+++ Records for the task +++

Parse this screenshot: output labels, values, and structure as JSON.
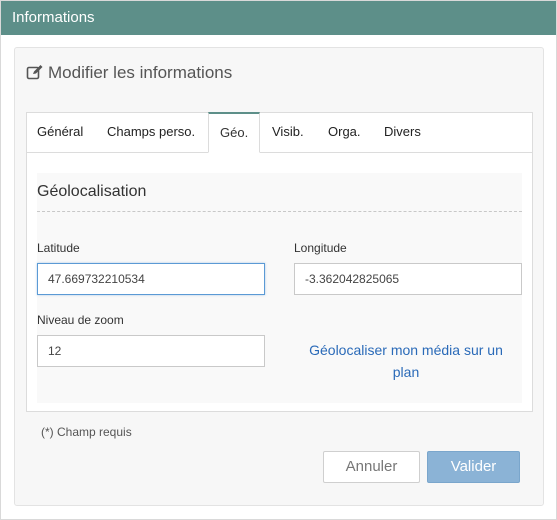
{
  "window": {
    "title": "Informations"
  },
  "panel": {
    "title": "Modifier les informations",
    "icon": "edit-icon"
  },
  "tabs": [
    {
      "label": "Général"
    },
    {
      "label": "Champs perso."
    },
    {
      "label": "Géo.",
      "active": true
    },
    {
      "label": "Visib."
    },
    {
      "label": "Orga."
    },
    {
      "label": "Divers"
    }
  ],
  "geo": {
    "section_title": "Géolocalisation",
    "latitude": {
      "label": "Latitude",
      "value": "47.669732210534"
    },
    "longitude": {
      "label": "Longitude",
      "value": "-3.362042825065"
    },
    "zoom": {
      "label": "Niveau de zoom",
      "value": "12"
    },
    "link": "Géolocaliser mon média sur un plan"
  },
  "footer": {
    "required_note": "(*) Champ requis",
    "cancel_label": "Annuler",
    "submit_label": "Valider"
  },
  "colors": {
    "titlebar": "#5d8f89",
    "link": "#2a6ab8",
    "primary_button": "#8bb3d6"
  }
}
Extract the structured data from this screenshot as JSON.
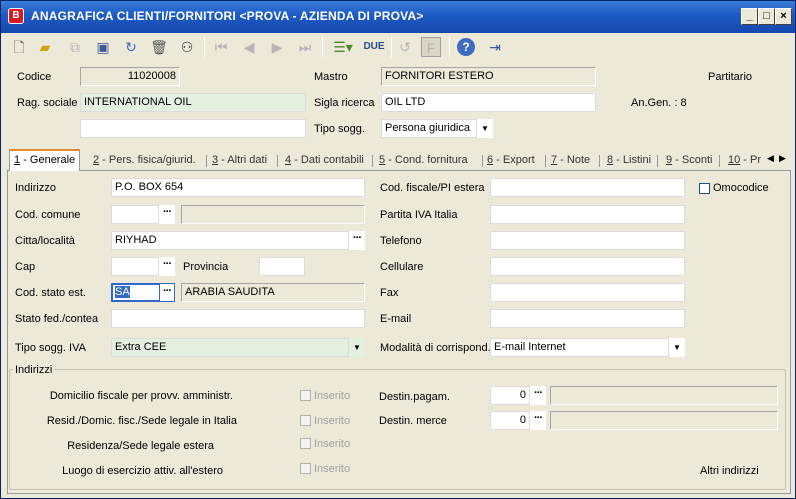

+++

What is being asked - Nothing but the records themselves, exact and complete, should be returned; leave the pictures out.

Solution to this problem -
Parse this screenshot: output labels, values, and structure as JSON.
{
  "window": {
    "title": "Informations"
  },
  "panel": {
    "title": "Modifier les informations",
    "icon": "edit-icon"
  },
  "tabs": [
    {
      "label": "Général"
    },
    {
      "label": "Champs perso."
    },
    {
      "label": "Géo.",
      "active": true
    },
    {
      "label": "Visib."
    },
    {
      "label": "Orga."
    },
    {
      "label": "Divers"
    }
  ],
  "geo": {
    "section_title": "Géolocalisation",
    "latitude": {
      "label": "Latitude",
      "value": "47.669732210534"
    },
    "longitude": {
      "label": "Longitude",
      "value": "-3.362042825065"
    },
    "zoom": {
      "label": "Niveau de zoom",
      "value": "12"
    },
    "link": "Géolocaliser mon média sur un plan"
  },
  "footer": {
    "required_note": "(*) Champ requis",
    "cancel_label": "Annuler",
    "submit_label": "Valider"
  },
  "colors": {
    "titlebar": "#5d8f89",
    "link": "#2a6ab8",
    "primary_button": "#8bb3d6"
  }
}
Extract the structured data from this screenshot as JSON.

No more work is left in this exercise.